High Court’s Health Law Ruling Likely To Renew Debate On Range Of Issues
News outlets report on what's at stake in terms of politics and policies when the Supreme Court issues its health law decision.
McClatchy Newspapers: Supreme Court Health-Law Ruling Will Only Begin More Debate
If the entire Patient Protection and Affordable Care Act survives, Republicans will introduce repeal bills to keep the debate roiling. If the law dies, Democrats will turn an "activist" Supreme Court into a juicy campaign target while lawmakers from both parties resurrect certain favored portions of the measure. If the individual mandate to purchase coverage is cut out but the rest of the law is left intact, lawmakers and insurance companies will be figuring out how to manage what remains (Doyle and Lightman, 6/21)?
The Associated Press: High Court Could Rule On Health Care Law Next Week
The wait is almost over for the Supreme Court's verdict on President Barack Obama's health care overhaul. The court is heading into what is looking like its final week with cases on health care, Arizona's immigration law, lying about military medals, juvenile sentencing and real estate kickbacks still to be decided (6/22).
Bloomberg: Law Experts Say Health Measure Legal As Some Doubt Court Agrees
The U.S. Supreme Court should uphold a law requiring most Americans to have health insurance if the justices follow legal precedent, according to 19 of 21 constitutional law professors who ventured an opinion on the most-anticipated ruling in years. Only eight of them predicted the court would do so (Drummond, 6/2).
The Washington Post: Supreme Court Health-Care Ruling Likely To Have Long-Term Fallout
Though no one outside the Supreme Court has an inkling how it is going to rule on President Obama’s health-care law, the political fallout — at least initially — is easy to predict. … However the court comes down, most Americans are not likely to be happy with the result.
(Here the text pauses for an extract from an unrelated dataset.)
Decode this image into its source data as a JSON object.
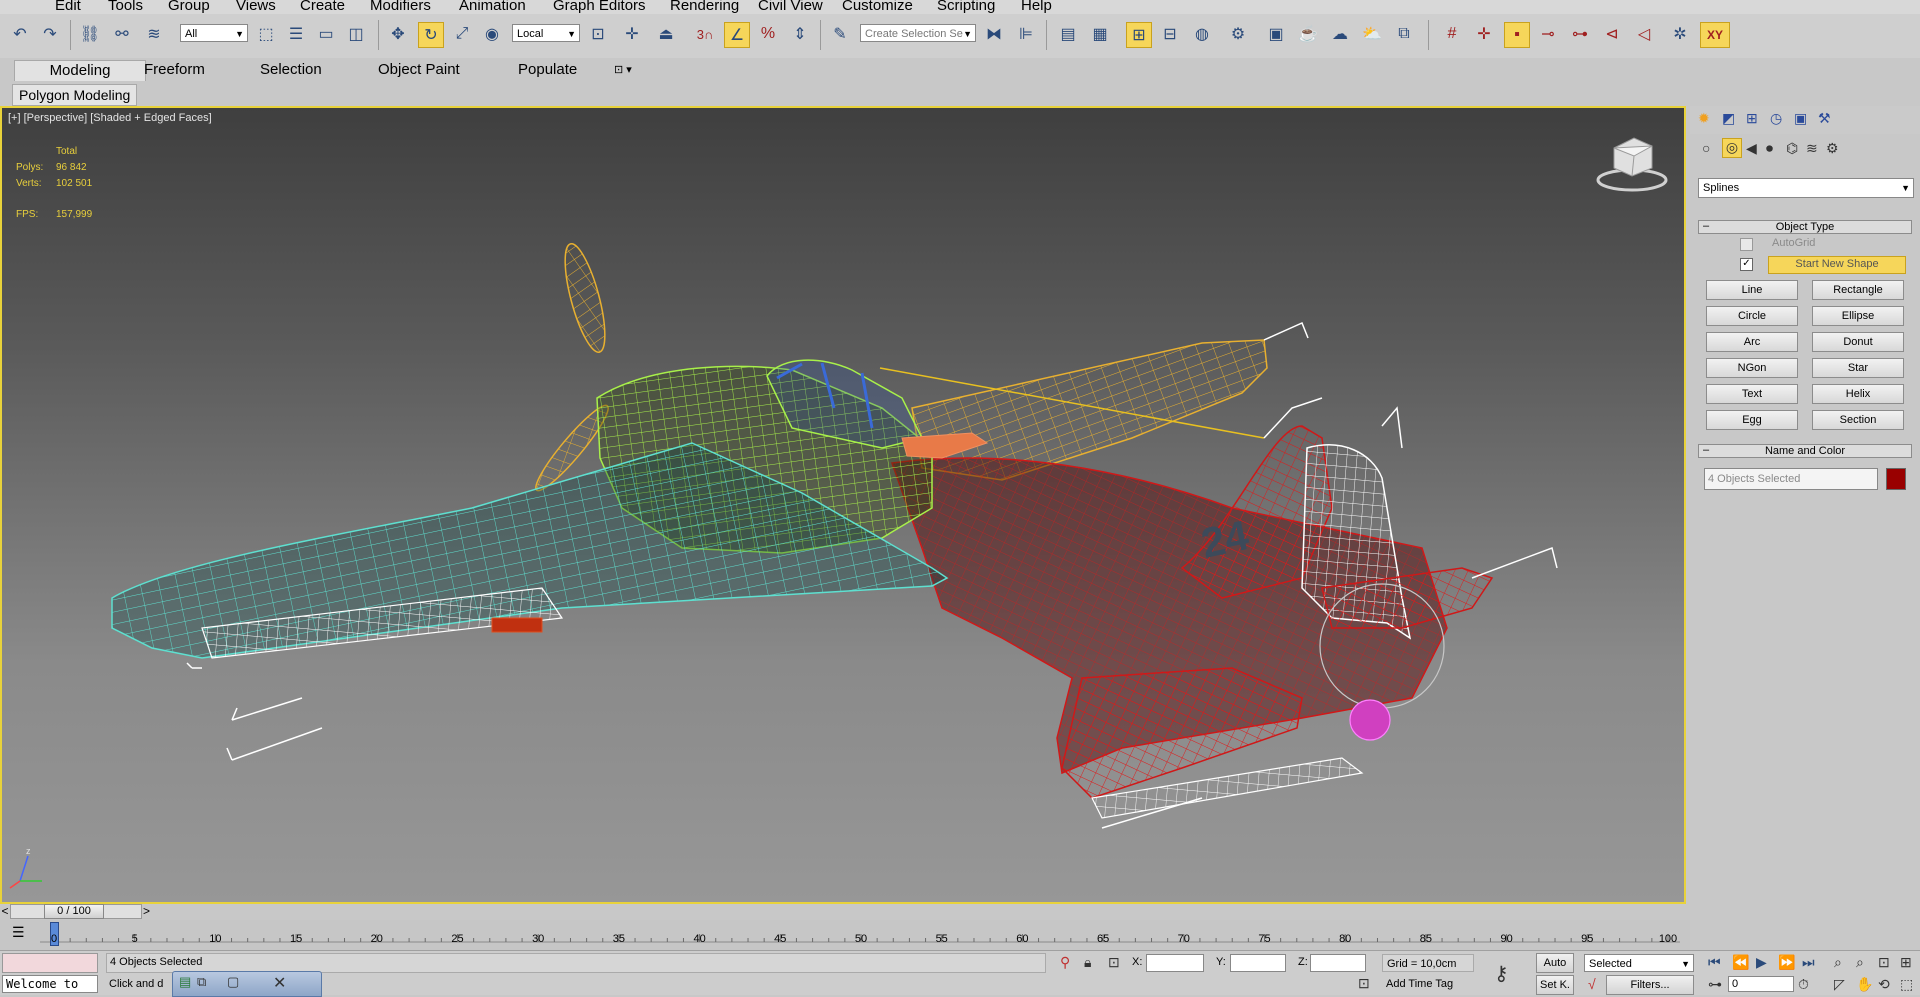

In a poll released Monday, the Pew Research Center asked about all three scenarios and found that fewer than half of those surveyed would be satisfied with any of them (Tumulty, 6/21).
The New York Times: Billions Of Dollars Are In Play Over Health Care Law
By the end of June, the court is expected to decide whether some or all of the Obama administration’s health care law is constitutional. While speculation has focused on how the decision would affect the future of the nation’s health insurance market, little attention has been paid to the tens of billions of dollars in federal money appropriated for a host of other provisions in the law. Exactly what happens to the money for those programs if the Supreme Court decides to overturn the entire law is unclear (Abelson, 6/21).
NPR: Why Many Young Adults Might Lose Coverage If Health Law Falls
Last week, major health insurance companies, including United Healthcare, Aetna and Humana, announced they would continue to offer the benefit even if the Supreme Court strikes down the law when it issues its ruling, which is expected next week. Even some Republicans say they support the idea of letting young people remain on their parents' health plans. But it turns out that might not be so easy (Rovner, 6/22).
The New York Times: Those Already Ill Have High Stake In Health Ruling
No other group of Americans faces higher stakes in the impending Supreme Court ruling on the Affordable Care Act than those with pre-existing conditions. The law, once its major provisions take effect, would prohibit insurance companies from turning people away or charging them more because they are sick. In exchange, most Americans would be required to have insurance, broadening the base of paying customers with an infusion of healthy people. Those who did not buy insurance would be subject to financial penalties (Tavernise, 6/21).
Kaiser Health News: Health Law Is Mixed Bag For Employers
A decision to invalidate the entire health care law would have vastly different effects on employers, depending on their size (Appleby, 6/21).
Kaiser Health News: New Consumer Protections Depend On High Court's Ruling
Riding on the outcome are a host of popular consumer protections, many aimed at the estimated 18 million Americans who buy their own coverage and who face greater obstacles and costs than those who get coverage through their jobs (Appleby, 6/21).
Kaiser Health News: 'Rest Of The Country Should Take A Good Look At The Situation In Texas'
They say everything is bigger in Texas, and the problem of the uninsured is no exception. The Houston metropolitan area has one of the highest rates of uninsured people in America, and a health safety net imploding under the demands of too many people and too few resources. Almost one in three residents – more than a million people -- lack health insurance, and about 400 are turned away every day from the county hospital district's call center because they can't be accommodated at any of its 23 community or school-based centers (Rabin, 6/21).